By Shachi Chaturvedi
Cast: R. Madhavan (Yathaarth Sinha), Khushali Kumar (Sanchi Sinha), Aparshakti Khurana (Haq Gul), Darshan Kumar (Inspector Malik)
Director: Kookie Gulati
Runtime: 2 h 2 m
When a delusional housewife with a personality disorder is kidnapped by a terrorist on the loose and a husband accused of cheating on his wife, they have their own versions of reality. How do we know who’s telling the truth? Dhokha Round D Corner is a tale of lies and harsh truths.
The film begins with the establishment of a basic storyline in which a couple who are fond of each other begins to argue and find themselves in a situation where the wife has her own version of the story and the husband has his own version of the truth. After establishing the backstory, the film takes a turn in which a terrorist kidnaps Sanchi (the wife) and demands a lot of things in exchange for her release.
The film has too many perspectives, which makes it quite chaotic. The film is nothing but a longer version of a CID episode.
Technically, this film is deficient in every way, and it is a shoddy production. There are no editing issues because editing this script will require major rewriting. The filmmaker attempted to inject some humour by creating characters who seem to be like Arnab Goswami, who imitates the famous “drug-doo” meme with different dialogue, and the nation wants to know the dialogue.
The film also attempts to raise awareness about the negative aspects of journalism but fails miserably.
The presence of Aparshakti is the only positive aspect. He is the only redeeming feature of the film. He plays the terrorist’s character amazingly and has worked hard to master the Kashmiri dialect. He is the reason audiences are able to keep their sanity.
It was a surprise, and not a good one, to see R Madhavan playing a character like Yathaarth, and it was difficult to believe that Madhavan had performed poorly, to an extent that you try to deny that it is the same Madhavan who gave us Rocketry.
Darshan, on the other hand, did two things: he doesn’t act and he overacts. Which again comes as a slap on the face, as one can not expect Darshan to perform this badly. It was truly incredible to take in how Kookie squandered an amazing cast to such an extent that it was almost unbearable to watch.
Bhushan Kumar appears to have decided to use the T-series to launch the family’s women.

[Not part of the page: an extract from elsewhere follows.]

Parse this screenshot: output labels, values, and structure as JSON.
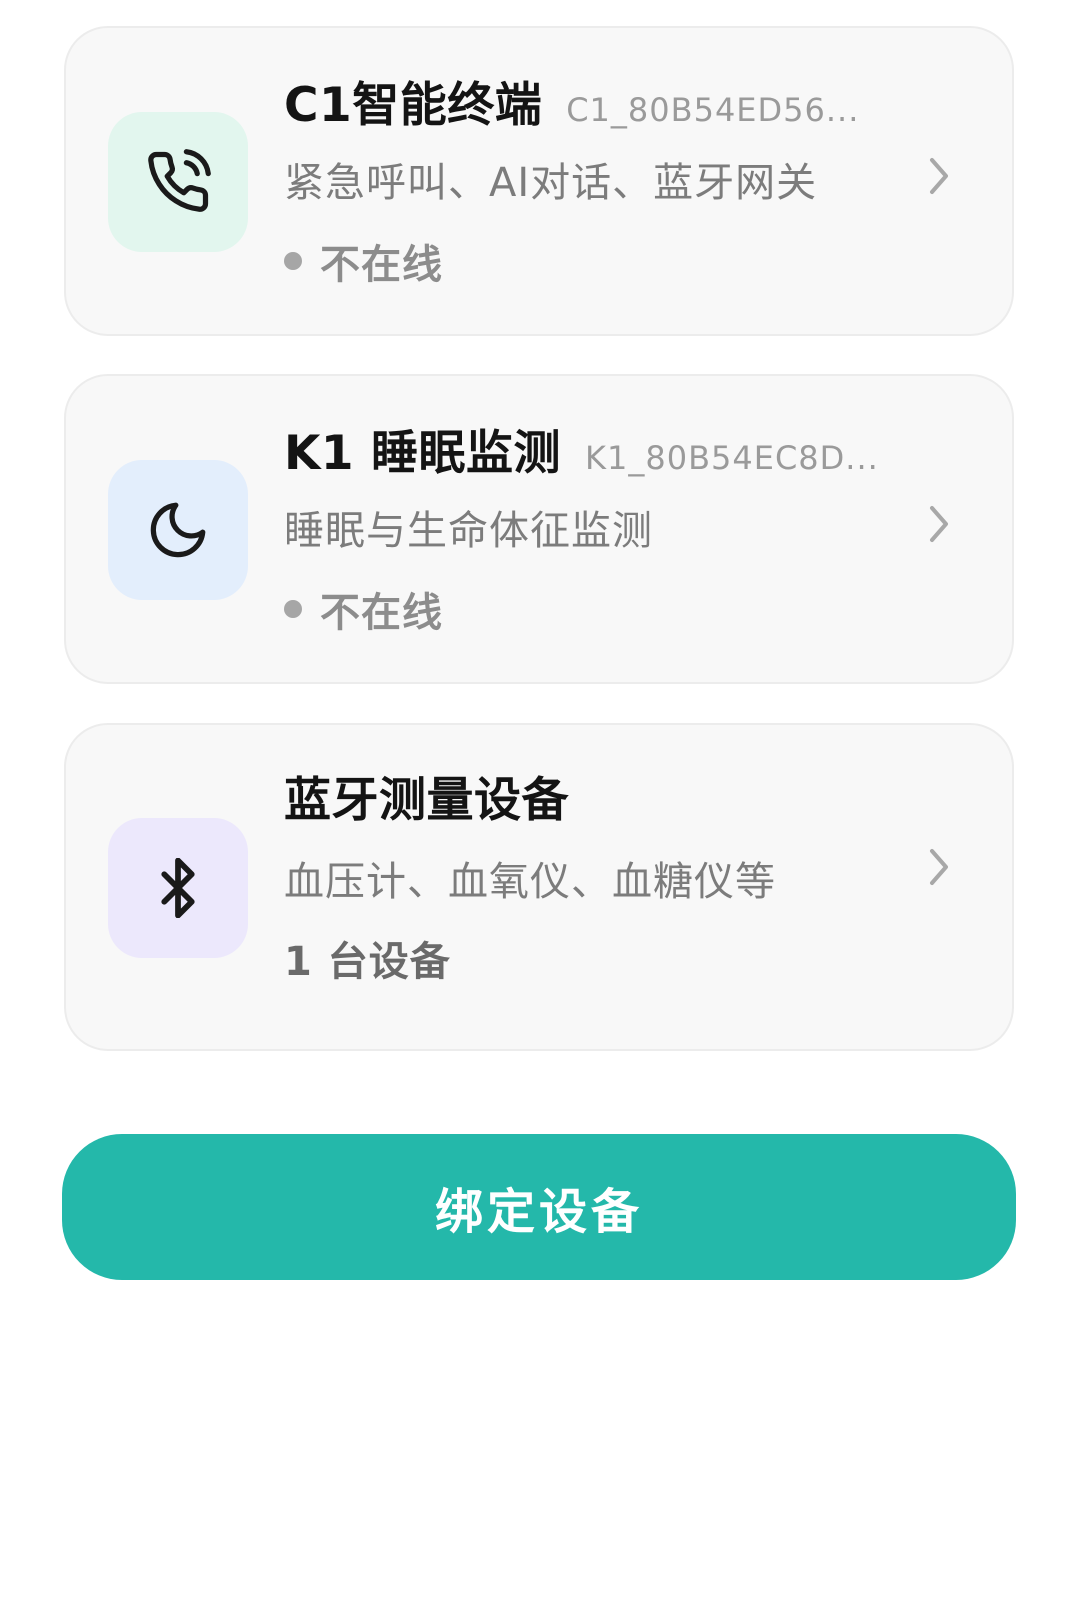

Khushalii Kumar’s role is so poorly written and sexualized that it makes no sense.
When it comes to the film’s music, Jubin Nautial’s song at the beginning feels like T-series’ adopted baby isn’t ready to give blockbusters. The film contains a lot of abusive language, giving the impression that the filmmakers forgot to run it by the censor board.
The film has no story and is a complete waste of time, not to mention that Aparshakti was the only redeeming feature.